EXERCISE INSTRUCTIONS: Among the lines of the entries below, count those containing the word "default" and answer with the number only.

Data about app and page elements
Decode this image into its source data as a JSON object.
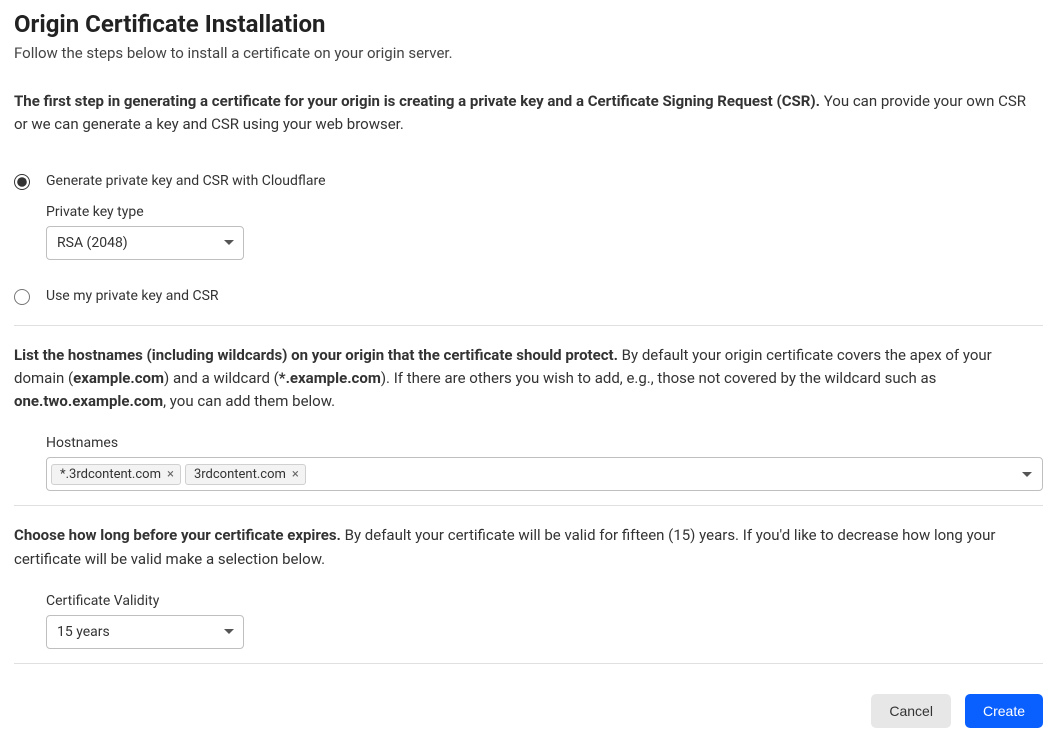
{
  "header": {
    "title": "Origin Certificate Installation",
    "subtitle": "Follow the steps below to install a certificate on your origin server."
  },
  "step1": {
    "intro_bold": "The first step in generating a certificate for your origin is creating a private key and a Certificate Signing Request (CSR).",
    "intro_rest": " You can provide your own CSR or we can generate a key and CSR using your web browser.",
    "option_generate": "Generate private key and CSR with Cloudflare",
    "private_key_type_label": "Private key type",
    "private_key_type_value": "RSA (2048)",
    "option_own": "Use my private key and CSR"
  },
  "step2": {
    "text_bold": "List the hostnames (including wildcards) on your origin that the certificate should protect.",
    "text_part1": " By default your origin certificate covers the apex of your domain (",
    "example1": "example.com",
    "text_part2": ") and a wildcard (",
    "example2": "*.example.com",
    "text_part3": "). If there are others you wish to add, e.g., those not covered by the wildcard such as ",
    "example3": "one.two.example.com",
    "text_part4": ", you can add them below.",
    "hostnames_label": "Hostnames",
    "hosts": [
      "*.3rdcontent.com",
      "3rdcontent.com"
    ]
  },
  "step3": {
    "text_bold": "Choose how long before your certificate expires.",
    "text_rest": " By default your certificate will be valid for fifteen (15) years. If you'd like to decrease how long your certificate will be valid make a selection below.",
    "validity_label": "Certificate Validity",
    "validity_value": "15 years"
  },
  "footer": {
    "cancel": "Cancel",
    "create": "Create"
  }
}
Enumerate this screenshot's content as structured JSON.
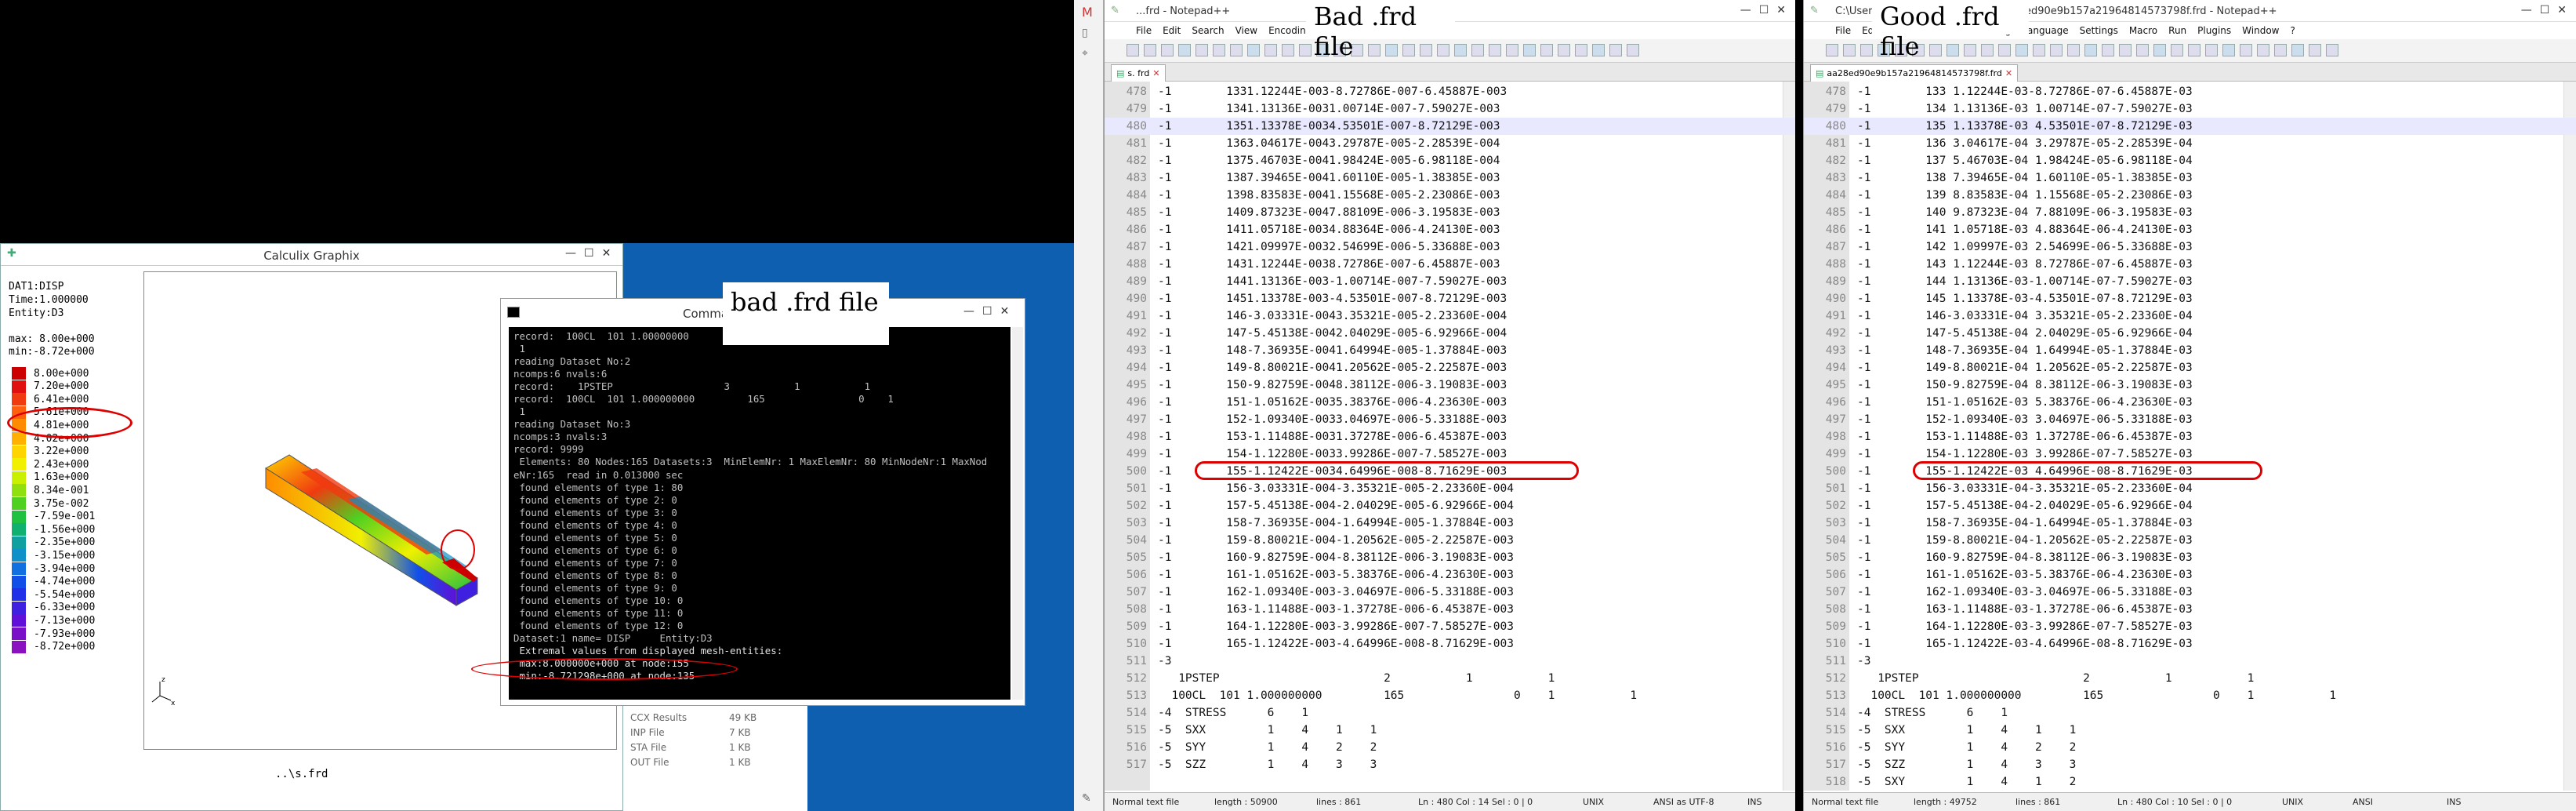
{
  "labels": {
    "bad_top": "Bad .frd file",
    "good_top": "Good .frd file",
    "bad_cmd": "bad .frd file"
  },
  "calculix": {
    "title": "Calculix Graphix",
    "info": [
      "DAT1:DISP",
      "Time:1.000000",
      "Entity:D3"
    ],
    "max_label": "max: 8.00e+000",
    "min_label": "min:-8.72e+000",
    "legend": [
      {
        "value": "8.00e+000",
        "color": "#cc0000"
      },
      {
        "value": "7.20e+000",
        "color": "#e01010"
      },
      {
        "value": "6.41e+000",
        "color": "#f03a10"
      },
      {
        "value": "5.61e+000",
        "color": "#ff6010"
      },
      {
        "value": "4.81e+000",
        "color": "#ff8c00"
      },
      {
        "value": "4.02e+000",
        "color": "#ffb000"
      },
      {
        "value": "3.22e+000",
        "color": "#ffd400"
      },
      {
        "value": "2.43e+000",
        "color": "#f0f000"
      },
      {
        "value": "1.63e+000",
        "color": "#c8f000"
      },
      {
        "value": "8.34e-001",
        "color": "#90e010"
      },
      {
        "value": "3.75e-002",
        "color": "#50d020"
      },
      {
        "value": "-7.59e-001",
        "color": "#20c040"
      },
      {
        "value": "-1.56e+000",
        "color": "#10b070"
      },
      {
        "value": "-2.35e+000",
        "color": "#10a0a0"
      },
      {
        "value": "-3.15e+000",
        "color": "#1090c8"
      },
      {
        "value": "-3.94e+000",
        "color": "#1070e0"
      },
      {
        "value": "-4.74e+000",
        "color": "#1050e8"
      },
      {
        "value": "-5.54e+000",
        "color": "#2030e8"
      },
      {
        "value": "-6.33e+000",
        "color": "#4020e0"
      },
      {
        "value": "-7.13e+000",
        "color": "#6010d8"
      },
      {
        "value": "-7.93e+000",
        "color": "#7a10c8"
      },
      {
        "value": "-8.72e+000",
        "color": "#8a10c0"
      }
    ],
    "file": "..\\s.frd"
  },
  "explorer": {
    "rows": [
      {
        "name": "CCX Results",
        "size": "49 KB"
      },
      {
        "name": "INP File",
        "size": "7 KB"
      },
      {
        "name": "STA File",
        "size": "1 KB"
      },
      {
        "name": "OUT File",
        "size": "1 KB"
      }
    ]
  },
  "cmd": {
    "title": "Comma",
    "lines": [
      "record:  100CL  101 1.00000000         165                0    1",
      " 1",
      "reading Dataset No:2",
      "ncomps:6 nvals:6",
      "record:    1PSTEP                   3           1           1",
      "record:  100CL  101 1.000000000         165                0    1",
      " 1",
      "reading Dataset No:3",
      "ncomps:3 nvals:3",
      "record: 9999",
      " Elements: 80 Nodes:165 Datasets:3  MinElemNr: 1 MaxElemNr: 80 MinNodeNr:1 MaxNod",
      "eNr:165  read in 0.013000 sec",
      " found elements of type 1: 80",
      " found elements of type 2: 0",
      " found elements of type 3: 0",
      " found elements of type 4: 0",
      " found elements of type 5: 0",
      " found elements of type 6: 0",
      " found elements of type 7: 0",
      " found elements of type 8: 0",
      " found elements of type 9: 0",
      " found elements of type 10: 0",
      " found elements of type 11: 0",
      " found elements of type 12: 0",
      "",
      "Dataset:1 name= DISP     Entity:D3",
      " Extremal values from displayed mesh-entities:",
      " max:8.000000e+000 at node:155",
      " min:-8.721298e+000 at node:135"
    ]
  },
  "notepad_bad": {
    "title": "...frd - Notepad++",
    "menu": [
      "File",
      "Edit",
      "Search",
      "View",
      "Encoding",
      "Langua",
      "Window"
    ],
    "tab": "s. frd",
    "lines": [
      [
        "478",
        "-1        1331.12244E-003-8.72786E-007-6.45887E-003"
      ],
      [
        "479",
        "-1        1341.13136E-0031.00714E-007-7.59027E-003"
      ],
      [
        "480",
        "-1        1351.13378E-0034.53501E-007-8.72129E-003"
      ],
      [
        "481",
        "-1        1363.04617E-0043.29787E-005-2.28539E-004"
      ],
      [
        "482",
        "-1        1375.46703E-0041.98424E-005-6.98118E-004"
      ],
      [
        "483",
        "-1        1387.39465E-0041.60110E-005-1.38385E-003"
      ],
      [
        "484",
        "-1        1398.83583E-0041.15568E-005-2.23086E-003"
      ],
      [
        "485",
        "-1        1409.87323E-0047.88109E-006-3.19583E-003"
      ],
      [
        "486",
        "-1        1411.05718E-0034.88364E-006-4.24130E-003"
      ],
      [
        "487",
        "-1        1421.09997E-0032.54699E-006-5.33688E-003"
      ],
      [
        "488",
        "-1        1431.12244E-0038.72786E-007-6.45887E-003"
      ],
      [
        "489",
        "-1        1441.13136E-003-1.00714E-007-7.59027E-003"
      ],
      [
        "490",
        "-1        1451.13378E-003-4.53501E-007-8.72129E-003"
      ],
      [
        "491",
        "-1        146-3.03331E-0043.35321E-005-2.23360E-004"
      ],
      [
        "492",
        "-1        147-5.45138E-0042.04029E-005-6.92966E-004"
      ],
      [
        "493",
        "-1        148-7.36935E-0041.64994E-005-1.37884E-003"
      ],
      [
        "494",
        "-1        149-8.80021E-0041.20562E-005-2.22587E-003"
      ],
      [
        "495",
        "-1        150-9.82759E-0048.38112E-006-3.19083E-003"
      ],
      [
        "496",
        "-1        151-1.05162E-0035.38376E-006-4.23630E-003"
      ],
      [
        "497",
        "-1        152-1.09340E-0033.04697E-006-5.33188E-003"
      ],
      [
        "498",
        "-1        153-1.11488E-0031.37278E-006-6.45387E-003"
      ],
      [
        "499",
        "-1        154-1.12280E-0033.99286E-007-7.58527E-003"
      ],
      [
        "500",
        "-1        155-1.12422E-0034.64996E-008-8.71629E-003"
      ],
      [
        "501",
        "-1        156-3.03331E-004-3.35321E-005-2.23360E-004"
      ],
      [
        "502",
        "-1        157-5.45138E-004-2.04029E-005-6.92966E-004"
      ],
      [
        "503",
        "-1        158-7.36935E-004-1.64994E-005-1.37884E-003"
      ],
      [
        "504",
        "-1        159-8.80021E-004-1.20562E-005-2.22587E-003"
      ],
      [
        "505",
        "-1        160-9.82759E-004-8.38112E-006-3.19083E-003"
      ],
      [
        "506",
        "-1        161-1.05162E-003-5.38376E-006-4.23630E-003"
      ],
      [
        "507",
        "-1        162-1.09340E-003-3.04697E-006-5.33188E-003"
      ],
      [
        "508",
        "-1        163-1.11488E-003-1.37278E-006-6.45387E-003"
      ],
      [
        "509",
        "-1        164-1.12280E-003-3.99286E-007-7.58527E-003"
      ],
      [
        "510",
        "-1        165-1.12422E-003-4.64996E-008-8.71629E-003"
      ],
      [
        "511",
        "-3"
      ],
      [
        "512",
        "   1PSTEP                        2           1           1"
      ],
      [
        "513",
        "  100CL  101 1.000000000         165                0    1           1"
      ],
      [
        "514",
        "-4  STRESS      6    1"
      ],
      [
        "515",
        "-5  SXX         1    4    1    1"
      ],
      [
        "516",
        "-5  SYY         1    4    2    2"
      ],
      [
        "517",
        "-5  SZZ         1    4    3    3"
      ]
    ],
    "status": {
      "type": "Normal text file",
      "length": "length : 50900",
      "lines": "lines : 861",
      "pos": "Ln : 480   Col : 14   Sel : 0 | 0",
      "eol": "UNIX",
      "enc": "ANSI as UTF-8",
      "ins": "INS"
    }
  },
  "notepad_good": {
    "title": "C:\\Users\\...ance812729475\\Ccx\\aa28ed90e9b157a21964814573798f.frd - Notepad++",
    "menu": [
      "File",
      "Edit",
      "Search",
      "View",
      "Encoding",
      "Language",
      "Settings",
      "Macro",
      "Run",
      "Plugins",
      "Window",
      "?"
    ],
    "tab": "aa28ed90e9b157a21964814573798f.frd",
    "lines": [
      [
        "478",
        "-1        133 1.12244E-03-8.72786E-07-6.45887E-03"
      ],
      [
        "479",
        "-1        134 1.13136E-03 1.00714E-07-7.59027E-03"
      ],
      [
        "480",
        "-1        135 1.13378E-03 4.53501E-07-8.72129E-03"
      ],
      [
        "481",
        "-1        136 3.04617E-04 3.29787E-05-2.28539E-04"
      ],
      [
        "482",
        "-1        137 5.46703E-04 1.98424E-05-6.98118E-04"
      ],
      [
        "483",
        "-1        138 7.39465E-04 1.60110E-05-1.38385E-03"
      ],
      [
        "484",
        "-1        139 8.83583E-04 1.15568E-05-2.23086E-03"
      ],
      [
        "485",
        "-1        140 9.87323E-04 7.88109E-06-3.19583E-03"
      ],
      [
        "486",
        "-1        141 1.05718E-03 4.88364E-06-4.24130E-03"
      ],
      [
        "487",
        "-1        142 1.09997E-03 2.54699E-06-5.33688E-03"
      ],
      [
        "488",
        "-1        143 1.12244E-03 8.72786E-07-6.45887E-03"
      ],
      [
        "489",
        "-1        144 1.13136E-03-1.00714E-07-7.59027E-03"
      ],
      [
        "490",
        "-1        145 1.13378E-03-4.53501E-07-8.72129E-03"
      ],
      [
        "491",
        "-1        146-3.03331E-04 3.35321E-05-2.23360E-04"
      ],
      [
        "492",
        "-1        147-5.45138E-04 2.04029E-05-6.92966E-04"
      ],
      [
        "493",
        "-1        148-7.36935E-04 1.64994E-05-1.37884E-03"
      ],
      [
        "494",
        "-1        149-8.80021E-04 1.20562E-05-2.22587E-03"
      ],
      [
        "495",
        "-1        150-9.82759E-04 8.38112E-06-3.19083E-03"
      ],
      [
        "496",
        "-1        151-1.05162E-03 5.38376E-06-4.23630E-03"
      ],
      [
        "497",
        "-1        152-1.09340E-03 3.04697E-06-5.33188E-03"
      ],
      [
        "498",
        "-1        153-1.11488E-03 1.37278E-06-6.45387E-03"
      ],
      [
        "499",
        "-1        154-1.12280E-03 3.99286E-07-7.58527E-03"
      ],
      [
        "500",
        "-1        155-1.12422E-03 4.64996E-08-8.71629E-03"
      ],
      [
        "501",
        "-1        156-3.03331E-04-3.35321E-05-2.23360E-04"
      ],
      [
        "502",
        "-1        157-5.45138E-04-2.04029E-05-6.92966E-04"
      ],
      [
        "503",
        "-1        158-7.36935E-04-1.64994E-05-1.37884E-03"
      ],
      [
        "504",
        "-1        159-8.80021E-04-1.20562E-05-2.22587E-03"
      ],
      [
        "505",
        "-1        160-9.82759E-04-8.38112E-06-3.19083E-03"
      ],
      [
        "506",
        "-1        161-1.05162E-03-5.38376E-06-4.23630E-03"
      ],
      [
        "507",
        "-1        162-1.09340E-03-3.04697E-06-5.33188E-03"
      ],
      [
        "508",
        "-1        163-1.11488E-03-1.37278E-06-6.45387E-03"
      ],
      [
        "509",
        "-1        164-1.12280E-03-3.99286E-07-7.58527E-03"
      ],
      [
        "510",
        "-1        165-1.12422E-03-4.64996E-08-8.71629E-03"
      ],
      [
        "511",
        "-3"
      ],
      [
        "512",
        "   1PSTEP                        2           1           1"
      ],
      [
        "513",
        "  100CL  101 1.000000000         165                0    1           1"
      ],
      [
        "514",
        "-4  STRESS      6    1"
      ],
      [
        "515",
        "-5  SXX         1    4    1    1"
      ],
      [
        "516",
        "-5  SYY         1    4    2    2"
      ],
      [
        "517",
        "-5  SZZ         1    4    3    3"
      ],
      [
        "518",
        "-5  SXY         1    4    1    2"
      ]
    ],
    "status": {
      "type": "Normal text file",
      "length": "length : 49752",
      "lines": "lines : 861",
      "pos": "Ln : 480   Col : 10   Sel : 0 | 0",
      "eol": "UNIX",
      "enc": "ANSI",
      "ins": "INS"
    }
  }
}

OUTPUT FOR THIS TASK: 2